§ **WORK TO COMPLETE**: Among the entries, which lines carry the string "Utility"? Copy each of them.

[Items from a data source]

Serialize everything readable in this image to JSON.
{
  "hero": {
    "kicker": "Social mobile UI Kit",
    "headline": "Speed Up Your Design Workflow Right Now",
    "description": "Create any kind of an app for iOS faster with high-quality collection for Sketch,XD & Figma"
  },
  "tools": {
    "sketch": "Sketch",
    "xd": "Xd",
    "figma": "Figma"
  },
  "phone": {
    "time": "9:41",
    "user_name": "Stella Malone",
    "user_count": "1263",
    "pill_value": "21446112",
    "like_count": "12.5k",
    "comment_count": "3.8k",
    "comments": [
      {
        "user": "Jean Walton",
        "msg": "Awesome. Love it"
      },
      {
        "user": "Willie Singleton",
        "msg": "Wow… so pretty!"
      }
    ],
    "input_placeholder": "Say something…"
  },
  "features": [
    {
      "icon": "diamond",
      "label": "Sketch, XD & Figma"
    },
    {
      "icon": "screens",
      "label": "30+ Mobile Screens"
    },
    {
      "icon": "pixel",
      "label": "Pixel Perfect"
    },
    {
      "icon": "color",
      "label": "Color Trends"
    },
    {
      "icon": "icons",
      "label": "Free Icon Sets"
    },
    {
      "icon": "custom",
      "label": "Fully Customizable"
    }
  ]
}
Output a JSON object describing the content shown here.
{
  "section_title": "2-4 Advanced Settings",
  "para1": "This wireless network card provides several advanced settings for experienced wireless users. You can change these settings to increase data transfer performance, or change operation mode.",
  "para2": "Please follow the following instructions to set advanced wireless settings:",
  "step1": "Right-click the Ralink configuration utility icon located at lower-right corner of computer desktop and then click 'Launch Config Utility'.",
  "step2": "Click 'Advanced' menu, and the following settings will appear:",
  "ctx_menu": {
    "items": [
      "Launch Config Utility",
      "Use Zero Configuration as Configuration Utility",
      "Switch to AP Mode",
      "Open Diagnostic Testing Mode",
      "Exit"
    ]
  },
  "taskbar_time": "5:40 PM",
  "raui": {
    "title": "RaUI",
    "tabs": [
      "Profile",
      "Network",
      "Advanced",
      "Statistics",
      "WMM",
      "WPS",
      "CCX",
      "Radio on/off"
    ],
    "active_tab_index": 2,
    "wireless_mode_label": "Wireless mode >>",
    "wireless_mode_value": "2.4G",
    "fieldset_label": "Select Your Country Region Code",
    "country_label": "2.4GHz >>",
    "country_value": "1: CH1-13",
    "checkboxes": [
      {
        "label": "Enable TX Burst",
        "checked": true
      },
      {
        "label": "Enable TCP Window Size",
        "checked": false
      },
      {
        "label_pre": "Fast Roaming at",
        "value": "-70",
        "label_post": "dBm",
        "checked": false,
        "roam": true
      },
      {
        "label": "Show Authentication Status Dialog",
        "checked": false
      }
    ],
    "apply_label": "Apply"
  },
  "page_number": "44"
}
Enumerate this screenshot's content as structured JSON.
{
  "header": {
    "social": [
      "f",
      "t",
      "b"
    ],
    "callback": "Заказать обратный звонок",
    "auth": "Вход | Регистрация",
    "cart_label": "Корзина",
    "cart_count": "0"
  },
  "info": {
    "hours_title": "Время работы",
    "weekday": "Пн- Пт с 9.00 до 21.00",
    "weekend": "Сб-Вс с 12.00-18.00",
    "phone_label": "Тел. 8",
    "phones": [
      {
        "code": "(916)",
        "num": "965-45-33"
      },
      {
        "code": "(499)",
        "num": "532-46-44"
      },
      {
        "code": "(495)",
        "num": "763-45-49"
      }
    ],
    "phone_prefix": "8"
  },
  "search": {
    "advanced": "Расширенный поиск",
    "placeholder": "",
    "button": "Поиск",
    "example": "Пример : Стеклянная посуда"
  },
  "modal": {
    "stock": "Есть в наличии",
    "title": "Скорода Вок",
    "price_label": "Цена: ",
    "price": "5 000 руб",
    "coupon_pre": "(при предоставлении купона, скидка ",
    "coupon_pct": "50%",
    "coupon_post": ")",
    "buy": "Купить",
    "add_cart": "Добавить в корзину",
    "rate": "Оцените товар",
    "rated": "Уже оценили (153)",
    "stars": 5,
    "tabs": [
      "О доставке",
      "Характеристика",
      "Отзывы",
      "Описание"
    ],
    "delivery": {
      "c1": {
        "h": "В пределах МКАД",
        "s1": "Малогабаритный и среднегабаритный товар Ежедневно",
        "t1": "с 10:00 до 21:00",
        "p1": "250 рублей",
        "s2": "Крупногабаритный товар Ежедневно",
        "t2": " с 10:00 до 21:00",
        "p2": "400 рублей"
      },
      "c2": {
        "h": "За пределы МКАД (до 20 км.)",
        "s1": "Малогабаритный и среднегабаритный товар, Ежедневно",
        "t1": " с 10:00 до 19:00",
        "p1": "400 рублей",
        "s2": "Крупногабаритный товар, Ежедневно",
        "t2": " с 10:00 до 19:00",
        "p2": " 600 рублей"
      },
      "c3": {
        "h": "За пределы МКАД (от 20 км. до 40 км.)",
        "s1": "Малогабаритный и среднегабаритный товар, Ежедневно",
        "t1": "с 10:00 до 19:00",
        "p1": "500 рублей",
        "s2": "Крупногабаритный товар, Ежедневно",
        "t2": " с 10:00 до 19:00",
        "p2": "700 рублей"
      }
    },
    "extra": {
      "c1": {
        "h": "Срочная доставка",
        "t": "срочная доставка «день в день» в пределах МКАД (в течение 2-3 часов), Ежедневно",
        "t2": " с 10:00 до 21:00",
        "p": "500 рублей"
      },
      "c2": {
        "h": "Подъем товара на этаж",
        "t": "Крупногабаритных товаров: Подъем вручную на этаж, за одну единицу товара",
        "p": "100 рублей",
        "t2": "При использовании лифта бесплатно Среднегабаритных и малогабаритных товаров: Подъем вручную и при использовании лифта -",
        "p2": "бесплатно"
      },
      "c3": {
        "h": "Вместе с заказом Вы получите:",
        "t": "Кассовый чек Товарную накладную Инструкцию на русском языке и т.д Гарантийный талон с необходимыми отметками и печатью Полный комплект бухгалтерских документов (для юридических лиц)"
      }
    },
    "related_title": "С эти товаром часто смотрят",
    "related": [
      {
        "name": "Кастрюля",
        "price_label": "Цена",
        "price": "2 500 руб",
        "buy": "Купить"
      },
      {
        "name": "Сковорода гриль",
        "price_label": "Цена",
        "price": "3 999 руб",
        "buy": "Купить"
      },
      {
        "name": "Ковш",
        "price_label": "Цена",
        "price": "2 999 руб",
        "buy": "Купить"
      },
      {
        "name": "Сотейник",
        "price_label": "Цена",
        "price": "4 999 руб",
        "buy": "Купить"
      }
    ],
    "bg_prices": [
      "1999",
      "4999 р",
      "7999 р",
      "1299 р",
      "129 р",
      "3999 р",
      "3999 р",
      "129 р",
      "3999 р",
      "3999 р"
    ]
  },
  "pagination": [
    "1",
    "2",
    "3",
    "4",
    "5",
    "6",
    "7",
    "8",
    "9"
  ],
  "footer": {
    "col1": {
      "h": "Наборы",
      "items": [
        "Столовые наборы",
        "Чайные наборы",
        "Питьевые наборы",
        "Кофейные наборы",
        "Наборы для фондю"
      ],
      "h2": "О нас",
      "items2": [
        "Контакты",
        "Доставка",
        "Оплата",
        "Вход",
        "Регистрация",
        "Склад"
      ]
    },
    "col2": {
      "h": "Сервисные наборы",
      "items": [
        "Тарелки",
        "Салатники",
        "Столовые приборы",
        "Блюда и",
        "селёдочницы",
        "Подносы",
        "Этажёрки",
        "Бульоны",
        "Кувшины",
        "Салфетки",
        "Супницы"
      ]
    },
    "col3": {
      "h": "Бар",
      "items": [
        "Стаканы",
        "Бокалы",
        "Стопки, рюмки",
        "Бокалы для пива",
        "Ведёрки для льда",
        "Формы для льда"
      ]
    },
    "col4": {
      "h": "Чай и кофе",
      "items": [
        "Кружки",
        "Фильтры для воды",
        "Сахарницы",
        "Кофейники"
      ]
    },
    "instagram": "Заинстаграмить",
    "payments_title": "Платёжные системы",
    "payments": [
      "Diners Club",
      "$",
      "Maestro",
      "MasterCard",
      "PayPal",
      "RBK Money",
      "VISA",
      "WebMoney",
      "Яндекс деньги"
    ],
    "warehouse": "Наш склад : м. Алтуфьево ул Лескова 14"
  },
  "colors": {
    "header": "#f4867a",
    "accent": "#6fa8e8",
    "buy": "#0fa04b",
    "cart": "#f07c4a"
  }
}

§ **EXERCISE RESULT**:
  "step1": "Right-click the Ralink configuration utility icon located at lower-right corner of computer desktop and then click 'Launch Config Utility'.",
      "Launch Config Utility",
      "Use Zero Configuration as Configuration Utility",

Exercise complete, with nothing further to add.